@Steve:

You seem convinced that there are no drives with FIFO type behaviours despite the fact that several people have pointed out they have such drives. Perhaps you should offer to acquire one of these drives to put your doubts to rest. In the mean time, I think you should make a clear note in the ValiDrive FAQ (or in the program itself) that it is not doing an exhaustive test (and potentially recommend a program that does do such a test) and so ValiDrive can be fooled by drives like these. The last thing we want is people being convinced their drive is good by ValiDrive, only to then find out the hard way that much of their content is now gone because they wrote a lot of content and the drive only retained a little of it.
 
I would happy to acquire any of these drives to see for myself.

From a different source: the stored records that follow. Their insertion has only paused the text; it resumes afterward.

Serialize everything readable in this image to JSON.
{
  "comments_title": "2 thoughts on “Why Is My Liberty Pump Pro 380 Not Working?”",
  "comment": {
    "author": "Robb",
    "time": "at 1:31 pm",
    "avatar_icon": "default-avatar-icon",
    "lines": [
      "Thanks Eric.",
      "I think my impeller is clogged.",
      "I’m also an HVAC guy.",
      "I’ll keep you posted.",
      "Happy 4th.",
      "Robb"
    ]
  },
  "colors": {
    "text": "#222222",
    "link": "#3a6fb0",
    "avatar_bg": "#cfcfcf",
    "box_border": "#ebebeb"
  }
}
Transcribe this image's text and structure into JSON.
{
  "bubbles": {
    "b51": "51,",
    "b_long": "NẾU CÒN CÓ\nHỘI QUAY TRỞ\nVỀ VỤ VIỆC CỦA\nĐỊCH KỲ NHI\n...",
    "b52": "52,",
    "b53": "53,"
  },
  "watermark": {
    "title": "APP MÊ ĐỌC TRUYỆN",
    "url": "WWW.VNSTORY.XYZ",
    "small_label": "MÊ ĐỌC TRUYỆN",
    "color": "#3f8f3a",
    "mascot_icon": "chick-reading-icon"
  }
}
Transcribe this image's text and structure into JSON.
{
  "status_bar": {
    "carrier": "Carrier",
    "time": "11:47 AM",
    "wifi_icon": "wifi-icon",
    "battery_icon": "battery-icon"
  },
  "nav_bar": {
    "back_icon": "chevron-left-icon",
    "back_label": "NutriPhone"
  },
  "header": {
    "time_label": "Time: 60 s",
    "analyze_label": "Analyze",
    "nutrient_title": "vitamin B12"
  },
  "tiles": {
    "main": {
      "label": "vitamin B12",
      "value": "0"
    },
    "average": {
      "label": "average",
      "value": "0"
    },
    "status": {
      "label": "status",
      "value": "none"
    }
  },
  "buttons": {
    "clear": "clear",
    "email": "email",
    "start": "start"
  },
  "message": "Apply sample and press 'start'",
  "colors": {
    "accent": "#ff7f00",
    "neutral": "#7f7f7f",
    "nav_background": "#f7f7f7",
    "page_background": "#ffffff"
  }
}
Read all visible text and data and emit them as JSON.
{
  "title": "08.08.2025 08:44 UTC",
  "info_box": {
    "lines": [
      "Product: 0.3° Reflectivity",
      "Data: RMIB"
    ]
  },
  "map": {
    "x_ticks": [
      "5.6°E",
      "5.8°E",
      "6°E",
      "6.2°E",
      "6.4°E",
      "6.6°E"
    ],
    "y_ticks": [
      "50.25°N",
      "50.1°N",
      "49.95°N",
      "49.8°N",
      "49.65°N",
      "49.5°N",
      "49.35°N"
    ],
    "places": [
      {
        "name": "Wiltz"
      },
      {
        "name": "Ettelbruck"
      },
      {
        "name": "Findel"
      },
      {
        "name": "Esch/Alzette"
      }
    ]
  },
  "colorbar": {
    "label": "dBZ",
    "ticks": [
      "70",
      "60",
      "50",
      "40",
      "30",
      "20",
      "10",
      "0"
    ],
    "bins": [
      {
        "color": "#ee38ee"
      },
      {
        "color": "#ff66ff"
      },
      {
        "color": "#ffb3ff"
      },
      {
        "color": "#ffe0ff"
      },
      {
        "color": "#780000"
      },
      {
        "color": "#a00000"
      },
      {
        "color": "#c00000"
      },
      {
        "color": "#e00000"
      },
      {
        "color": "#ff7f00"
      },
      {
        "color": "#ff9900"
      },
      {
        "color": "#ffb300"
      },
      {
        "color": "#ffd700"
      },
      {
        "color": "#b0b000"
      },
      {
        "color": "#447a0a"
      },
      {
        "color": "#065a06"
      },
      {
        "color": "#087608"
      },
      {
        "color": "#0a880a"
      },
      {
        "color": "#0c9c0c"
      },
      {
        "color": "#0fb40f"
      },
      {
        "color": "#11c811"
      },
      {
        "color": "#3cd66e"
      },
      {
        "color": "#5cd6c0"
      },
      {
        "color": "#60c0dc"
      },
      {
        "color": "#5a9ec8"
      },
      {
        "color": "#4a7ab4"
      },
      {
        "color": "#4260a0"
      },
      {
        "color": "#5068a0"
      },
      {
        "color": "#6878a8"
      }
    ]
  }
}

If @ColbyBouma can/will provide link(s) for their purchase I'll be glad to follow in his footsteps, as I have previously, to grab some to characterize their behavior. (y)
 
It turns out ValiDrive can detect the fake area of my Sansumg SD card. I had encountered a bug in ValiDrive without realizing it.

This bug seems to happen when I stop a test, quickly close ValiDrive, then run another test. More detailed steps are available in the ticket.


@z80 Please reboot your computer and try running ValiDrive again.
 
UPDATE: Two “impossibly inexpensive” NVMe drives from AliExpress have arrived (1TB and 4TB) and they are indeed quite suspicious. I've opened an exploration tracking issue in GRC's GitLab for ValiDrive to contain my findings. The various SD cards which were also ordered have not yet appeared.

(Note that I do not plan to duplicate my findings here. I'll be doing that over in GRC's GitLab.)